*** Block opens ***

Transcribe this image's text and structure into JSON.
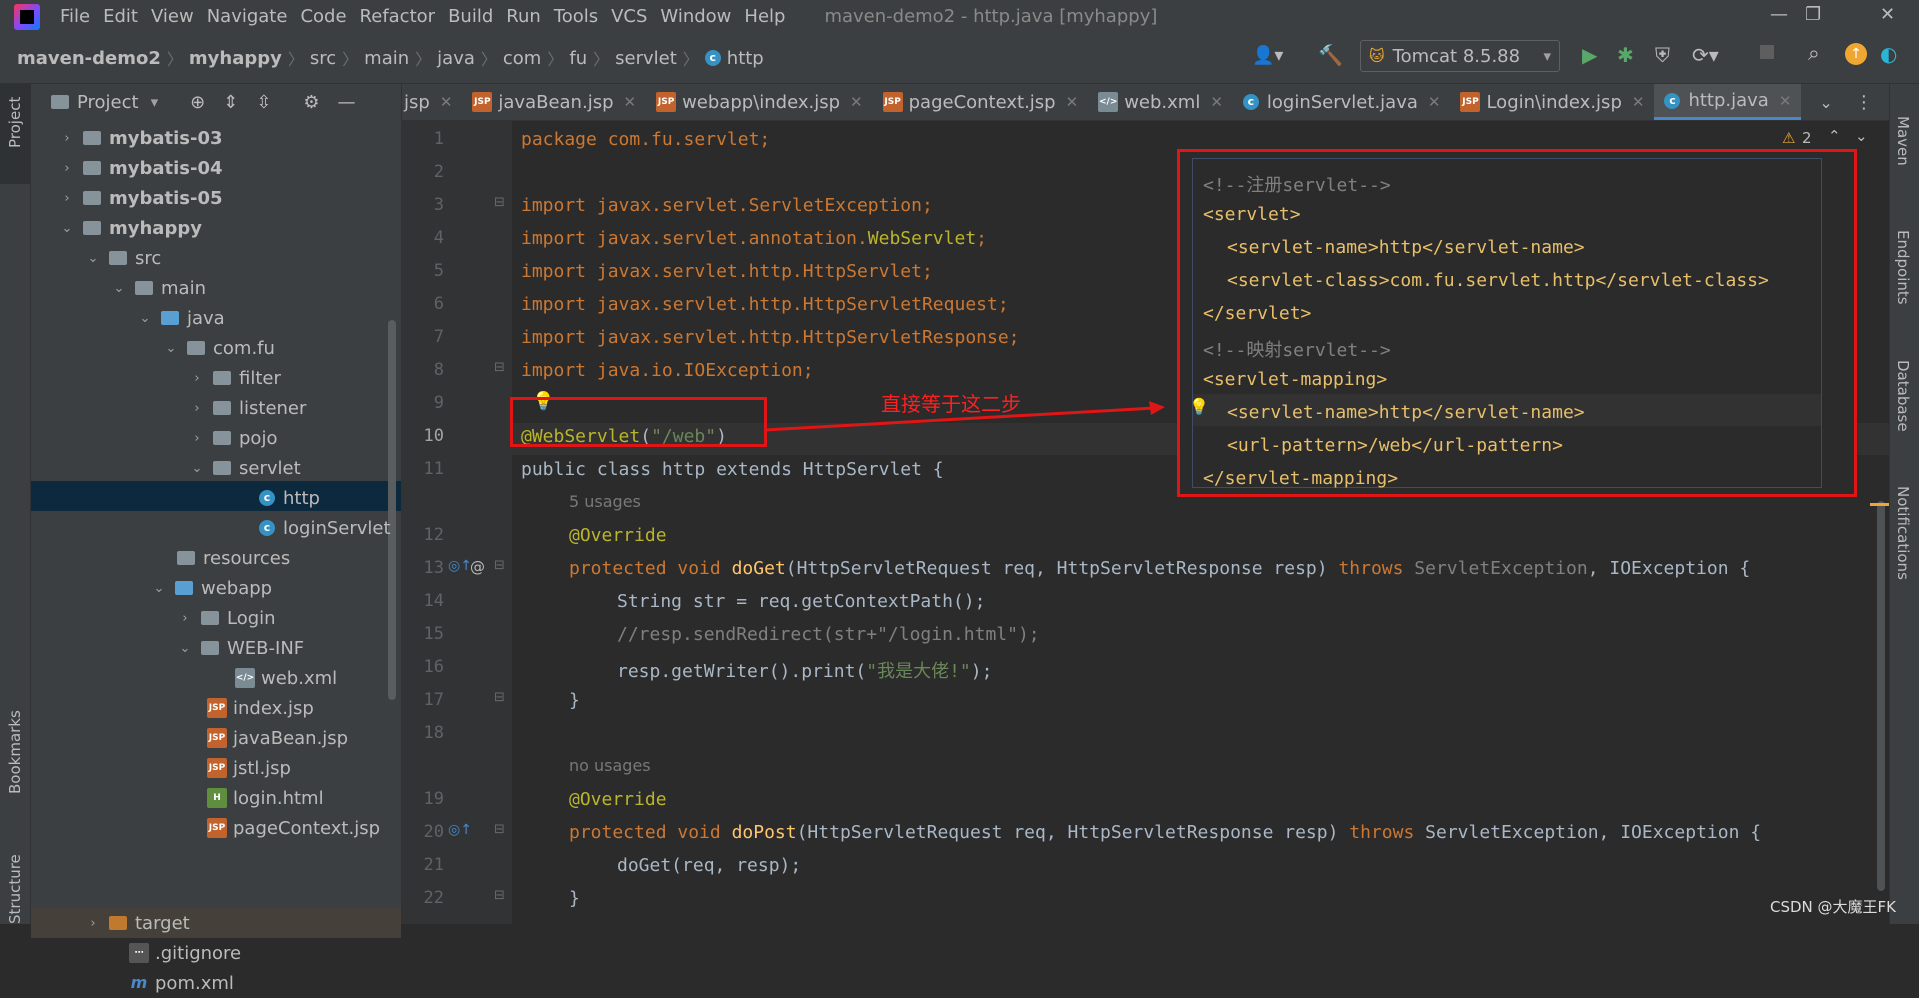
{
  "app": {
    "window_title": "maven-demo2 - http.java [myhappy]",
    "menu": [
      "File",
      "Edit",
      "View",
      "Navigate",
      "Code",
      "Refactor",
      "Build",
      "Run",
      "Tools",
      "VCS",
      "Window",
      "Help"
    ]
  },
  "breadcrumb": [
    "maven-demo2",
    "myhappy",
    "src",
    "main",
    "java",
    "com",
    "fu",
    "servlet",
    "http"
  ],
  "toolbar": {
    "run_config": "Tomcat 8.5.88"
  },
  "left_stripe": {
    "project": "Project",
    "bookmarks": "Bookmarks",
    "structure": "Structure"
  },
  "right_stripe": {
    "maven": "Maven",
    "endpoints": "Endpoints",
    "database": "Database",
    "notifications": "Notifications"
  },
  "project_panel": {
    "title": "Project",
    "tree": [
      {
        "label": "mybatis-03",
        "bold": true,
        "arrow": "›"
      },
      {
        "label": "mybatis-04",
        "bold": true,
        "arrow": "›"
      },
      {
        "label": "mybatis-05",
        "bold": true,
        "arrow": "›"
      },
      {
        "label": "myhappy",
        "bold": true,
        "arrow": "⌄"
      },
      {
        "label": "src",
        "arrow": "⌄"
      },
      {
        "label": "main",
        "arrow": "⌄"
      },
      {
        "label": "java",
        "arrow": "⌄"
      },
      {
        "label": "com.fu",
        "arrow": "⌄"
      },
      {
        "label": "filter",
        "arrow": "›"
      },
      {
        "label": "listener",
        "arrow": "›"
      },
      {
        "label": "pojo",
        "arrow": "›"
      },
      {
        "label": "servlet",
        "arrow": "⌄"
      },
      {
        "label": "http"
      },
      {
        "label": "loginServlet"
      },
      {
        "label": "resources"
      },
      {
        "label": "webapp",
        "arrow": "⌄"
      },
      {
        "label": "Login",
        "arrow": "›"
      },
      {
        "label": "WEB-INF",
        "arrow": "⌄"
      },
      {
        "label": "web.xml"
      },
      {
        "label": "index.jsp"
      },
      {
        "label": "javaBean.jsp"
      },
      {
        "label": "jstl.jsp"
      },
      {
        "label": "login.html"
      },
      {
        "label": "pageContext.jsp"
      },
      {
        "label": "target",
        "arrow": "›"
      },
      {
        "label": ".gitignore"
      },
      {
        "label": "pom.xml"
      }
    ]
  },
  "tabs": [
    {
      "label": "jsp"
    },
    {
      "label": "javaBean.jsp"
    },
    {
      "label": "webapp\\index.jsp"
    },
    {
      "label": "pageContext.jsp"
    },
    {
      "label": "web.xml"
    },
    {
      "label": "loginServlet.java"
    },
    {
      "label": "Login\\index.jsp"
    },
    {
      "label": "http.java",
      "active": true
    }
  ],
  "editor": {
    "warning_count": "2",
    "line_numbers": [
      "1",
      "2",
      "3",
      "4",
      "5",
      "6",
      "7",
      "8",
      "9",
      "10",
      "11",
      "12",
      "13",
      "14",
      "15",
      "16",
      "17",
      "18",
      "19",
      "20",
      "21",
      "22"
    ],
    "lines": {
      "l1": "package com.fu.servlet;",
      "l3": "import javax.servlet.ServletException;",
      "l4a": "import javax.servlet.annotation.",
      "l4b": "WebServlet",
      "l4c": ";",
      "l5": "import javax.servlet.http.HttpServlet;",
      "l6": "import javax.servlet.http.HttpServletRequest;",
      "l7": "import javax.servlet.http.HttpServletResponse;",
      "l8": "import java.io.IOException;",
      "l10a": "@WebServlet",
      "l10b": "(",
      "l10c": "\"/web\"",
      "l10d": ")",
      "l11": "public class http extends HttpServlet {",
      "u1": "5 usages",
      "l12": "@Override",
      "l13a": "protected void ",
      "l13b": "doGet",
      "l13c": "(HttpServletRequest req, HttpServletResponse resp) ",
      "l13d": "throws ",
      "l13e": "ServletException",
      "l13f": ", IOException {",
      "l14": "String str = req.getContextPath();",
      "l15": "//resp.sendRedirect(str+\"/login.html\");",
      "l16a": "resp.getWriter().print(",
      "l16b": "\"我是大佬!\"",
      "l16c": ");",
      "l17": "}",
      "u2": "no usages",
      "l19": "@Override",
      "l20a": "protected void ",
      "l20b": "doPost",
      "l20c": "(HttpServletRequest req, HttpServletResponse resp) ",
      "l20d": "throws ",
      "l20e": "ServletException, IOException {",
      "l21": "doGet(req, resp);",
      "l22": "}"
    }
  },
  "xml_popup": {
    "lines": [
      "<!--注册servlet-->",
      "<servlet>",
      "<servlet-name>http</servlet-name>",
      "<servlet-class>com.fu.servlet.http</servlet-class>",
      "</servlet>",
      "<!--映射servlet-->",
      "<servlet-mapping>",
      "<servlet-name>http</servlet-name>",
      "<url-pattern>/web</url-pattern>",
      "</servlet-mapping>"
    ]
  },
  "annotation": {
    "label": "直接等于这二步"
  },
  "watermark": "CSDN @大魔王FK",
  "colors": {
    "keyword": "#cc7832",
    "annotation": "#bbb529",
    "string": "#6a8759",
    "highlight_red": "#e01515",
    "tag": "#e8bf6a"
  }
}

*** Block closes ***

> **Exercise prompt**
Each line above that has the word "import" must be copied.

> **Solution to this task**
      "l3": "import javax.servlet.ServletException;",
      "l4a": "import javax.servlet.annotation.",
      "l5": "import javax.servlet.http.HttpServlet;",
      "l6": "import javax.servlet.http.HttpServletRequest;",
      "l7": "import javax.servlet.http.HttpServletResponse;",
      "l8": "import java.io.IOException;",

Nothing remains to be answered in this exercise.